"...designed for GIS and qualitative data analysis supporting research and innovation in projects like traditional land use and occupancy mapping in indigenous communities and providing space for interview transcription, high-speed document scanning, and software supported qualitative analysis..."
Selected projects are linked from the website, including: Cartographic Legacies which provides map-based access to "700 ethnographies written about Coast Salish peoples. The maps have been organized by theme, and have been geo-referenced to be superimposed over the Google Maps imagery."
"This website presents a series of interactive maps illustrating the ongoing challenges to the exercise of land, resource and governance rights from development and conservation efforts within Hul'qumi'num peoples territory."
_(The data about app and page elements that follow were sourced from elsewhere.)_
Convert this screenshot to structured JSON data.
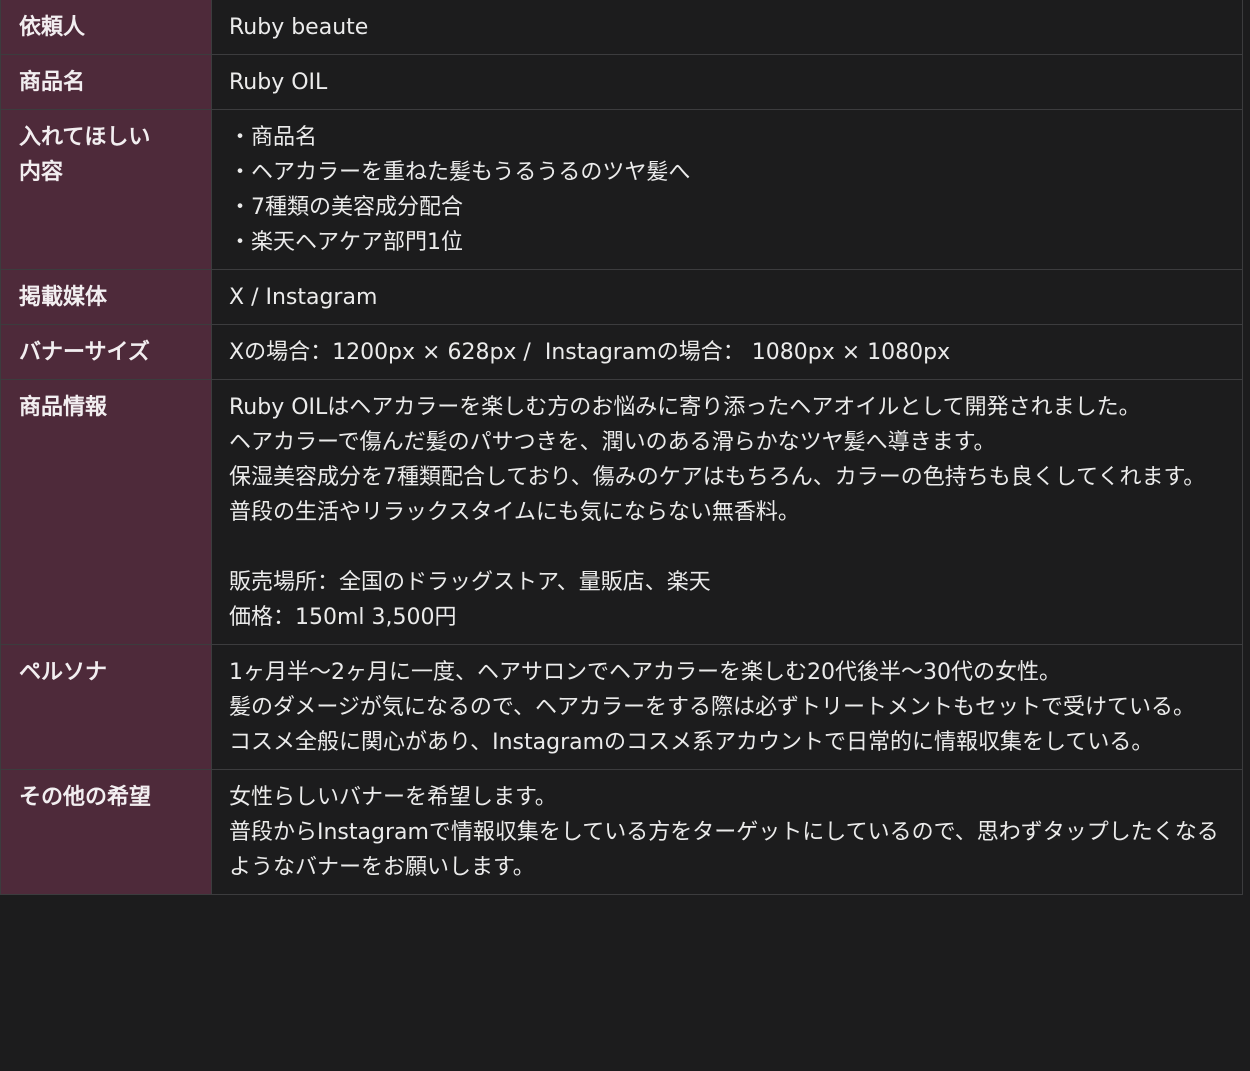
{
  "rows": [
    {
      "label": "依頼人",
      "value": "Ruby beaute"
    },
    {
      "label": "商品名",
      "value": "Ruby OIL"
    },
    {
      "label": "入れてほしい\n内容",
      "value": "・商品名\n・ヘアカラーを重ねた髪もうるうるのツヤ髪へ\n・7種類の美容成分配合\n・楽天ヘアケア部門1位"
    },
    {
      "label": "掲載媒体",
      "value": "X / Instagram"
    },
    {
      "label": "バナーサイズ",
      "value": "Xの場合：1200px × 628px /  Instagramの場合： 1080px × 1080px"
    },
    {
      "label": "商品情報",
      "value": "Ruby OILはヘアカラーを楽しむ方のお悩みに寄り添ったヘアオイルとして開発されました。\nヘアカラーで傷んだ髪のパサつきを、潤いのある滑らかなツヤ髪へ導きます。\n保湿美容成分を7種類配合しており、傷みのケアはもちろん、カラーの色持ちも良くしてくれます。\n普段の生活やリラックスタイムにも気にならない無香料。\n\n販売場所：全国のドラッグストア、量販店、楽天\n価格：150ml 3,500円"
    },
    {
      "label": "ペルソナ",
      "value": "1ヶ月半〜2ヶ月に一度、ヘアサロンでヘアカラーを楽しむ20代後半〜30代の女性。\n髪のダメージが気になるので、ヘアカラーをする際は必ずトリートメントもセットで受けている。\nコスメ全般に関心があり、Instagramのコスメ系アカウントで日常的に情報収集をしている。"
    },
    {
      "label": "その他の希望",
      "value": "女性らしいバナーを希望します。\n普段からInstagramで情報収集をしている方をターゲットにしているので、思わずタップしたくなるようなバナーをお願いします。"
    }
  ]
}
Maps related to Hul'qumi'num core territory, from the HTG petition to the Inter American Commission on Human Rights Case Number: P-592-07
2016 October 17 - website down. View the site at the Internet Archive.
"GINPR has worked in cooperation with our First Nations neighbours to develop this website. It presents First Nation place names in the Hul'q'umi'num' language. We welcome site users to join us in learning to say these First Nations place names."
2018 February 22 - website down. View the site at the Internet Archive.
"OhThePlacesYouShouldKnow.com is a Sḵwx̱wú7mesh (Squamish) language place name map tool created by the non-profit Kwi Awt Stelmexw. This tool has been created for educational purposes, and to assist people in calling for the official reclaiming of Indigenous place names in the homelands of the Sḵwx̱wú7mesh peoples."
Two Coast Salish territories maps are included within "an online resource centre for teachers, offering cross-curricular lesson plans to engage students and facilitate their understanding of Coast Salish culture and art."